How many lines in the records below contain the word "Projects"? State that number and nothing more.
╭─ Task input
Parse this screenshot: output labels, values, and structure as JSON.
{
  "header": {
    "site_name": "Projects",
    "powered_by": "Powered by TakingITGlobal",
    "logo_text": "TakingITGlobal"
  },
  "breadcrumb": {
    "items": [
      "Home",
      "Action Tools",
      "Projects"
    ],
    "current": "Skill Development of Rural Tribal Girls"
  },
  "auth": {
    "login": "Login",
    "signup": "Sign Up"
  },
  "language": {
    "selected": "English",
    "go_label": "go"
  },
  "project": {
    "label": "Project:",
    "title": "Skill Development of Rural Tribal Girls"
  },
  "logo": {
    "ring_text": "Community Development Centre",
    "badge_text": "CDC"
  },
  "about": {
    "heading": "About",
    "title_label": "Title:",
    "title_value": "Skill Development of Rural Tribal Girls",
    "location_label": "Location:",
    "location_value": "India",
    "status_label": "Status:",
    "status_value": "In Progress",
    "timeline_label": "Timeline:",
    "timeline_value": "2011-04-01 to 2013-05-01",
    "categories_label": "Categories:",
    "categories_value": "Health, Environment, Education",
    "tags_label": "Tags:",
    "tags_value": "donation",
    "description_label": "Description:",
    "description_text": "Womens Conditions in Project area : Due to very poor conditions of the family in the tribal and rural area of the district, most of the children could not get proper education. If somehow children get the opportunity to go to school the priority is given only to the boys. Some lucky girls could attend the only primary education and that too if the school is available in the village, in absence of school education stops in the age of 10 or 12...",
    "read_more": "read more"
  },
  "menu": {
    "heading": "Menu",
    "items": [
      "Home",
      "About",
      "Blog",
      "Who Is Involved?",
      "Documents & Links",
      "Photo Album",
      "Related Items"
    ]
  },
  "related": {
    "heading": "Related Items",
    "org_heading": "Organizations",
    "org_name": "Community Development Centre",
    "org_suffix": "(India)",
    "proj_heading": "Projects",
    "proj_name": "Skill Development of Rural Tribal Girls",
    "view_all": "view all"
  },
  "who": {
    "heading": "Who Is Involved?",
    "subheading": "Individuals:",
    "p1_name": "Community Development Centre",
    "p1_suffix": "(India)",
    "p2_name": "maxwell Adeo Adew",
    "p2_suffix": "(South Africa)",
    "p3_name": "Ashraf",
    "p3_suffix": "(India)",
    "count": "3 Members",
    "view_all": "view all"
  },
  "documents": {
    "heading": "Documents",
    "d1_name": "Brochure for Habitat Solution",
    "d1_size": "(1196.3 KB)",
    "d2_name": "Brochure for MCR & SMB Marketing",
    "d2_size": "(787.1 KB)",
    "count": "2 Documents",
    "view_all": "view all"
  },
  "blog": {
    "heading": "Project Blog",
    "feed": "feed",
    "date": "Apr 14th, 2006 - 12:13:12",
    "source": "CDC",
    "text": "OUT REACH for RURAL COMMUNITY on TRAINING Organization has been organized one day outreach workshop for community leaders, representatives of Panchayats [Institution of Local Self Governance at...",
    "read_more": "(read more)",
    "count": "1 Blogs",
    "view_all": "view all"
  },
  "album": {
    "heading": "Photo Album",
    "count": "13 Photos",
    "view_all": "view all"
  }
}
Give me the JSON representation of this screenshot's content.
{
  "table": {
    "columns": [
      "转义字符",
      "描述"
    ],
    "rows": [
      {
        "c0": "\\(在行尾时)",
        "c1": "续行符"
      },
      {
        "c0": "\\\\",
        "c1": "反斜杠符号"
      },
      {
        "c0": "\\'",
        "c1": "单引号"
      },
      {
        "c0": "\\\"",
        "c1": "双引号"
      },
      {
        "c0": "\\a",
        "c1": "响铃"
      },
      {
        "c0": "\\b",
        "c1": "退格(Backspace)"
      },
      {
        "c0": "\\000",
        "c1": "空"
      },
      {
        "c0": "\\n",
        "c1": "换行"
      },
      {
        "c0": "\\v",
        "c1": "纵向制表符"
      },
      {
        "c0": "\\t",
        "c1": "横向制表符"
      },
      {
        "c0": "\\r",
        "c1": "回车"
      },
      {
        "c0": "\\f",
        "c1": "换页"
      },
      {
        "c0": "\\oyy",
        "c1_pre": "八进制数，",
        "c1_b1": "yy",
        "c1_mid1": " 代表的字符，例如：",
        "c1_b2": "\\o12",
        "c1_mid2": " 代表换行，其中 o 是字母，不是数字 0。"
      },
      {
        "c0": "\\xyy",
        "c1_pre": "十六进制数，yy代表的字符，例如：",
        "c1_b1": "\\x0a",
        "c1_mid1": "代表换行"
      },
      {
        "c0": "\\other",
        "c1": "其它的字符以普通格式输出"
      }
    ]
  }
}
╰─
▸ Output for this exercise: 3